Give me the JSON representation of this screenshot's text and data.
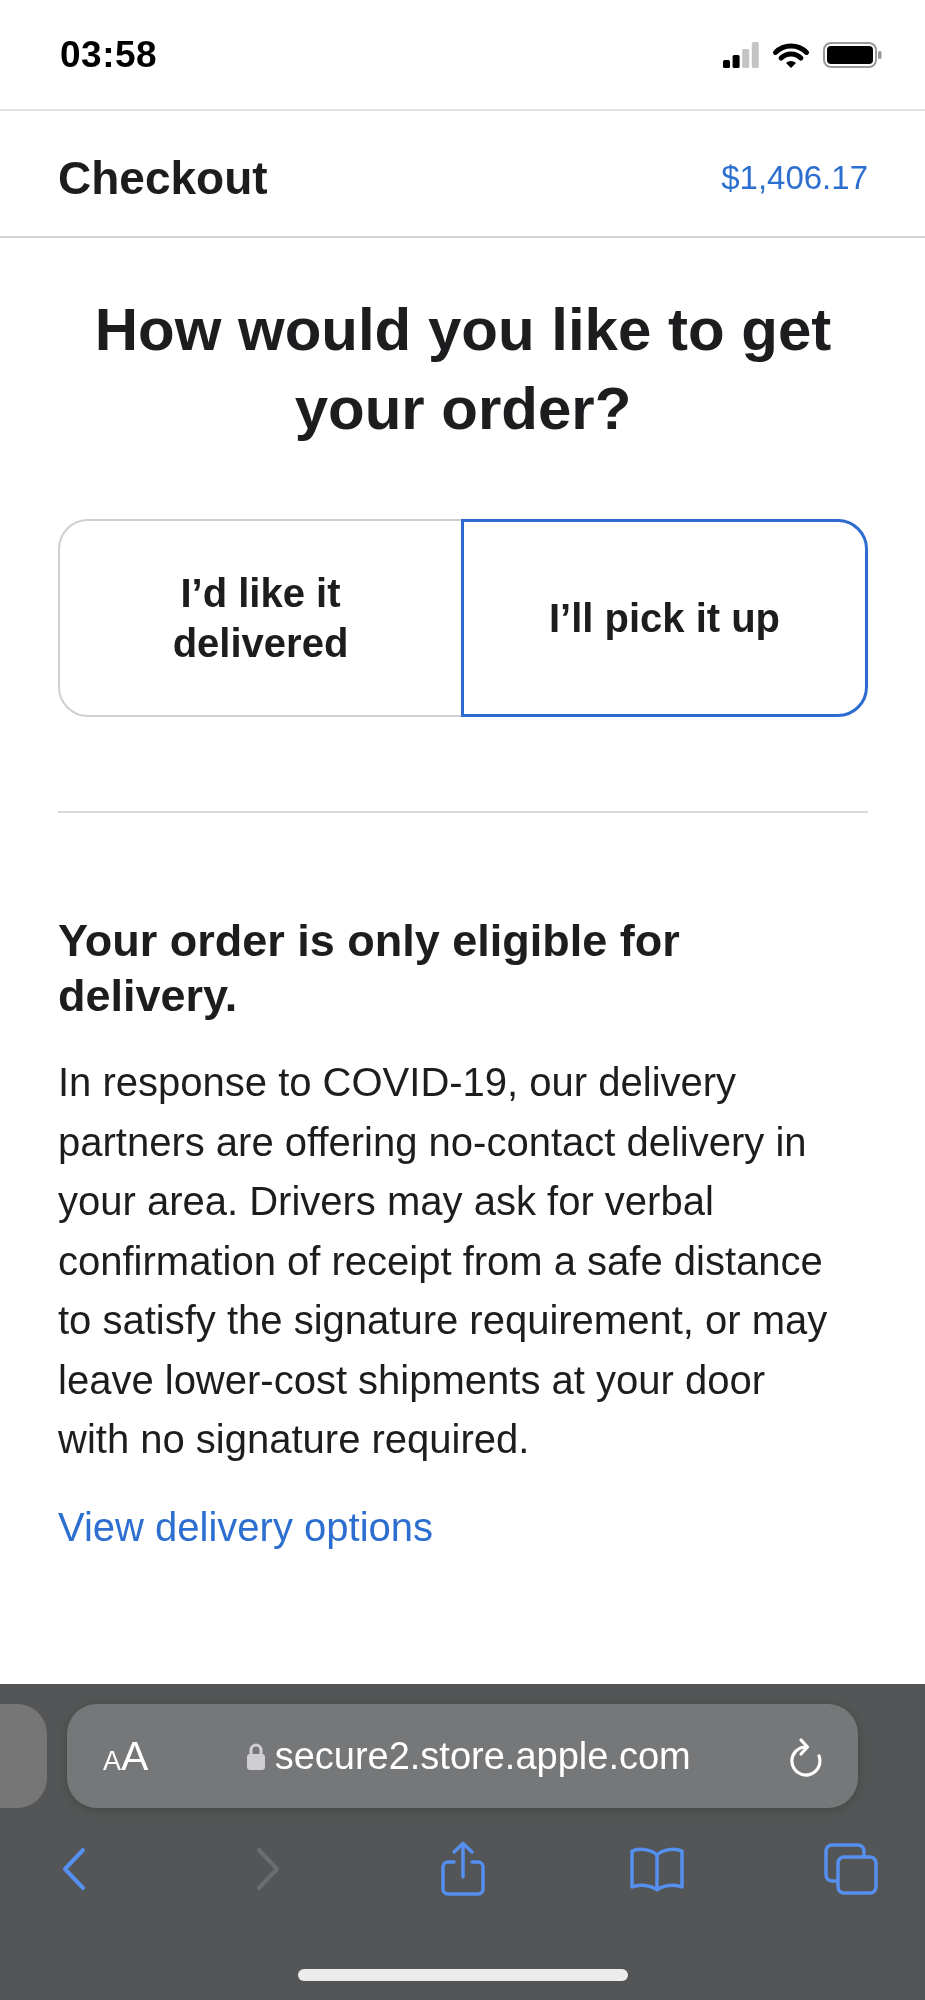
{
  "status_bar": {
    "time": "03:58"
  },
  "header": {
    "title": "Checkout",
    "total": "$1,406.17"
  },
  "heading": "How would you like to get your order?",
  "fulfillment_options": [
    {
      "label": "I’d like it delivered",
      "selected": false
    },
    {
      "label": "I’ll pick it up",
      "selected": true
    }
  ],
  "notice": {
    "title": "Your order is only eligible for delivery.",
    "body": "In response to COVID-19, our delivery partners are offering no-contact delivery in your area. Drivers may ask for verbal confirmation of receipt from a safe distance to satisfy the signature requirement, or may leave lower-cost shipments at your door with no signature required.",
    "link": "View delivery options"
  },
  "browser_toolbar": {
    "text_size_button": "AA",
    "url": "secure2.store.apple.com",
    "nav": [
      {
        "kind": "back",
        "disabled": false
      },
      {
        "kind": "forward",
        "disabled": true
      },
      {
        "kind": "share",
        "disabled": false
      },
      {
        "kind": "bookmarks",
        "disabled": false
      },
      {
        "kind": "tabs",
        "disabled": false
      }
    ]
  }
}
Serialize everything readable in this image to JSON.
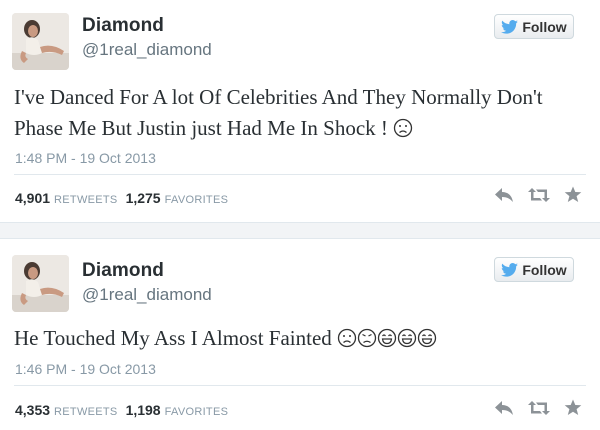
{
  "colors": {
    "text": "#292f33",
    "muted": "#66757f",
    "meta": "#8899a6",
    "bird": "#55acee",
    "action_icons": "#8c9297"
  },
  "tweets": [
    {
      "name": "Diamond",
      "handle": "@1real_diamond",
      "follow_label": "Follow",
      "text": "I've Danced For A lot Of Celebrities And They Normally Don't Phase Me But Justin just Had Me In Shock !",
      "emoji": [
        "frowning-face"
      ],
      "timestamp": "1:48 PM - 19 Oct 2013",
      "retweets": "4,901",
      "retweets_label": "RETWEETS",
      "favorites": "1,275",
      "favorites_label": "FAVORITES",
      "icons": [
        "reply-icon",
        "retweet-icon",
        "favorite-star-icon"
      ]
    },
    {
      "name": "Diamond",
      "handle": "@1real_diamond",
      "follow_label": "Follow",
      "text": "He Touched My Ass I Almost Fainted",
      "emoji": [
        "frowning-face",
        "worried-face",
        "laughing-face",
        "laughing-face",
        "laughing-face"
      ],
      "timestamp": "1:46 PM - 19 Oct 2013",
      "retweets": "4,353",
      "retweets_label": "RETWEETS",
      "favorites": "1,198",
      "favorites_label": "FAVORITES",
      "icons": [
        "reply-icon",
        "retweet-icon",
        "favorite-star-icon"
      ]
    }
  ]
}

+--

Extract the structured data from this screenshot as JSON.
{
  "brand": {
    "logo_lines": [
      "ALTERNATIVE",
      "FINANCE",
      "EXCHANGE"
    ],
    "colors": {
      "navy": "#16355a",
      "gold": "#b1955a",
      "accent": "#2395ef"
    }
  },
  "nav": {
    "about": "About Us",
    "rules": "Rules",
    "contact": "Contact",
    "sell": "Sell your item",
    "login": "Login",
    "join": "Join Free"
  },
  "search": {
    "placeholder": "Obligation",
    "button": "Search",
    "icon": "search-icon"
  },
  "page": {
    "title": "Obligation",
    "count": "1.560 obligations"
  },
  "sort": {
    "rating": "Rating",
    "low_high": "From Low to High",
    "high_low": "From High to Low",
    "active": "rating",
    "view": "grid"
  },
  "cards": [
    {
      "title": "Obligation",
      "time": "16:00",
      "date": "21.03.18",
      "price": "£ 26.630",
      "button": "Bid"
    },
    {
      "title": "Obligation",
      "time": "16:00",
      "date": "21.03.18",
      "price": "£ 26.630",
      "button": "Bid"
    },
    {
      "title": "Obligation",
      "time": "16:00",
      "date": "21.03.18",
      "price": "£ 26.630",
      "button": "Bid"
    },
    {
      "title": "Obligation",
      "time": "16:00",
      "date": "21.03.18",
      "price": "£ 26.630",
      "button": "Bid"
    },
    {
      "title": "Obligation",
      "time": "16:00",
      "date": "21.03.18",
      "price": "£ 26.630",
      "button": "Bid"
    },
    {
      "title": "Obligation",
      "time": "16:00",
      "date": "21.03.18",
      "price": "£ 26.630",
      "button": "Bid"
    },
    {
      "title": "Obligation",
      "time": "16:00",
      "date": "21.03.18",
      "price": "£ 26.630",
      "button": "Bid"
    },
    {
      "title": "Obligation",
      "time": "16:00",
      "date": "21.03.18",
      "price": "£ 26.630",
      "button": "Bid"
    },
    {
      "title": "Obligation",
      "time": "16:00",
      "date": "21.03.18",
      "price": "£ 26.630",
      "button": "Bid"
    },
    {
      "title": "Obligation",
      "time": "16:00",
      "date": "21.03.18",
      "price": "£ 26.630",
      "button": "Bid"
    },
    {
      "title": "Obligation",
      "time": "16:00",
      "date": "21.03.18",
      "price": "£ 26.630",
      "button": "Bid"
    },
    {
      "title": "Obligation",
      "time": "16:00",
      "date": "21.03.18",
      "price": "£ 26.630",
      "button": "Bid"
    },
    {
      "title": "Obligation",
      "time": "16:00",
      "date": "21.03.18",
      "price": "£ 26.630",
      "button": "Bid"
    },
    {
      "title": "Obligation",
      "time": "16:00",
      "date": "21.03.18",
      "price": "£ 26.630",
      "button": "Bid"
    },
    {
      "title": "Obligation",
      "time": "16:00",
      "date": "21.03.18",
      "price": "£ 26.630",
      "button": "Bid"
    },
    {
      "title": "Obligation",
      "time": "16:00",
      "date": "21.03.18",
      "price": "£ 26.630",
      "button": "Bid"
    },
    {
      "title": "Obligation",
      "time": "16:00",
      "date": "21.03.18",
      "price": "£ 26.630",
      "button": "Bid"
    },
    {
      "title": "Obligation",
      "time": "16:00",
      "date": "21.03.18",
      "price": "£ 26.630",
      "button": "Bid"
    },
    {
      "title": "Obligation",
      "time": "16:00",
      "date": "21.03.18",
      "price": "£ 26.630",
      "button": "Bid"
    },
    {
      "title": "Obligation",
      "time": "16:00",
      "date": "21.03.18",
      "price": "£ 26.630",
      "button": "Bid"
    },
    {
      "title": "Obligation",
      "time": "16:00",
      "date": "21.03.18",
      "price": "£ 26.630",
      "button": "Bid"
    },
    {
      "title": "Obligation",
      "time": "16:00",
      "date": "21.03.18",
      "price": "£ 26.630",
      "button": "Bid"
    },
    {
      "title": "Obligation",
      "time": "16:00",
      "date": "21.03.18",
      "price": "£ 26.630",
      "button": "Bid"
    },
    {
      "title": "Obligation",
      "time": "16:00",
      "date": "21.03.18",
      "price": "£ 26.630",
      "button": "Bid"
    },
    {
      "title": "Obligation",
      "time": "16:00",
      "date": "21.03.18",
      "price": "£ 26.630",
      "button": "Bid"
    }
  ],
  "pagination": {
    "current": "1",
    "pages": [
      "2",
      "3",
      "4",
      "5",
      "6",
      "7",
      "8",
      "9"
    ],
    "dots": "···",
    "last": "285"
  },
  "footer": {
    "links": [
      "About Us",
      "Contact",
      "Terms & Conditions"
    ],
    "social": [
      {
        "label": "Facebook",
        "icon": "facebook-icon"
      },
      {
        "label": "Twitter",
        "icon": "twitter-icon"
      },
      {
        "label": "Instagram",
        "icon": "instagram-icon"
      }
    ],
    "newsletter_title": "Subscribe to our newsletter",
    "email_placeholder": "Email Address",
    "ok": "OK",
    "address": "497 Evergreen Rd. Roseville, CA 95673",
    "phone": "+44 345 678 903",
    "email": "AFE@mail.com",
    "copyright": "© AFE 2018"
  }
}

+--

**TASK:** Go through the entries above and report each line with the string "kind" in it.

**YOUR SOLUTION:**
        "kind": "back",
        "kind": "forward",
        "kind": "share",
        "kind": "bookmarks",
        "kind": "tabs",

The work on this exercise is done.